(EXERCISE DATA Opens)

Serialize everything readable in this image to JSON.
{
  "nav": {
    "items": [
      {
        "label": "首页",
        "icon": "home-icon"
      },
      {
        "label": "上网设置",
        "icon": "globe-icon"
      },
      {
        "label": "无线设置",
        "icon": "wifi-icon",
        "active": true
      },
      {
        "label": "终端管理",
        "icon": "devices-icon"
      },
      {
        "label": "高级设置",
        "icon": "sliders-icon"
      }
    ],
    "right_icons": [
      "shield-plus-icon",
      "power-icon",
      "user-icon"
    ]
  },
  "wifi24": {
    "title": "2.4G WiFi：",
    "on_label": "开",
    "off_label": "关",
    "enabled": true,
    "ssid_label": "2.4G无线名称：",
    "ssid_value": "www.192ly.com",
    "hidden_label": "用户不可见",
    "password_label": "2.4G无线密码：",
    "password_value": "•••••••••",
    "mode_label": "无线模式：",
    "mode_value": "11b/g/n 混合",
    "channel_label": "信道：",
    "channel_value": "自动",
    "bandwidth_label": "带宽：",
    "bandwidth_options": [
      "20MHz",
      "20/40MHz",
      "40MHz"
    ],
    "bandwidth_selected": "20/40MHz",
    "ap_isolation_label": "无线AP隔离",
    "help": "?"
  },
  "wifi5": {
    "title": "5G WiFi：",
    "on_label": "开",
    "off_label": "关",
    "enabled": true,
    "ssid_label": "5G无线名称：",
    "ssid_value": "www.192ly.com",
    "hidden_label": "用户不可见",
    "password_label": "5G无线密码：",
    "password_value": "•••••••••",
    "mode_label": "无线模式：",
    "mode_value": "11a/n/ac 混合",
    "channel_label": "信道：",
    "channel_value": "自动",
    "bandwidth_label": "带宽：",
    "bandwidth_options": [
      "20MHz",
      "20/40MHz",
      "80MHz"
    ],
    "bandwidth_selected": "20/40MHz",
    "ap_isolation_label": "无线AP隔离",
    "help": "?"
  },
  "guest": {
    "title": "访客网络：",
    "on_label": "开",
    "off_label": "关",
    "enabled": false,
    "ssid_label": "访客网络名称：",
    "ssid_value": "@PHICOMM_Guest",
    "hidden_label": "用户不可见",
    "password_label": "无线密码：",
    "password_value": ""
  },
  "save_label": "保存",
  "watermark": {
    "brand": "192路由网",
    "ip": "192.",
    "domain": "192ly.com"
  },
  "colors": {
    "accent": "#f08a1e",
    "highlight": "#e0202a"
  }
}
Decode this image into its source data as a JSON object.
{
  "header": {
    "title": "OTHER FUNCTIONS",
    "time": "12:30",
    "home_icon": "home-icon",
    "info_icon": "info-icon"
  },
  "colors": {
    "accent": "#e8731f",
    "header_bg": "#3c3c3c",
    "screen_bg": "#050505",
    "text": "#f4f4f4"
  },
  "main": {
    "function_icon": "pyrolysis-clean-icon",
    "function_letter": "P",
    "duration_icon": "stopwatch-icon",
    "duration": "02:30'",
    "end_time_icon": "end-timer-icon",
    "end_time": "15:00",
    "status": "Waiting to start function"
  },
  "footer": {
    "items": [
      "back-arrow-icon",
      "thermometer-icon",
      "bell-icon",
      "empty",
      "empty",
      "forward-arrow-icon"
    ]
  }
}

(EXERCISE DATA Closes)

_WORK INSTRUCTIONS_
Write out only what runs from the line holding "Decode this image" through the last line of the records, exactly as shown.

_RESPONSE_
Decode this image into its source data as a JSON object.
{
  "header": {
    "title": "OTHER FUNCTIONS",
    "time": "12:30",
    "home_icon": "home-icon",
    "info_icon": "info-icon"
  },
  "colors": {
    "accent": "#e8731f",
    "header_bg": "#3c3c3c",
    "screen_bg": "#050505",
    "text": "#f4f4f4"
  },
  "main": {
    "function_icon": "pyrolysis-clean-icon",
    "function_letter": "P",
    "duration_icon": "stopwatch-icon",
    "duration": "02:30'",
    "end_time_icon": "end-timer-icon",
    "end_time": "15:00",
    "status": "Waiting to start function"
  },
  "footer": {
    "items": [
      "back-arrow-icon",
      "thermometer-icon",
      "bell-icon",
      "empty",
      "empty",
      "forward-arrow-icon"
    ]
  }
}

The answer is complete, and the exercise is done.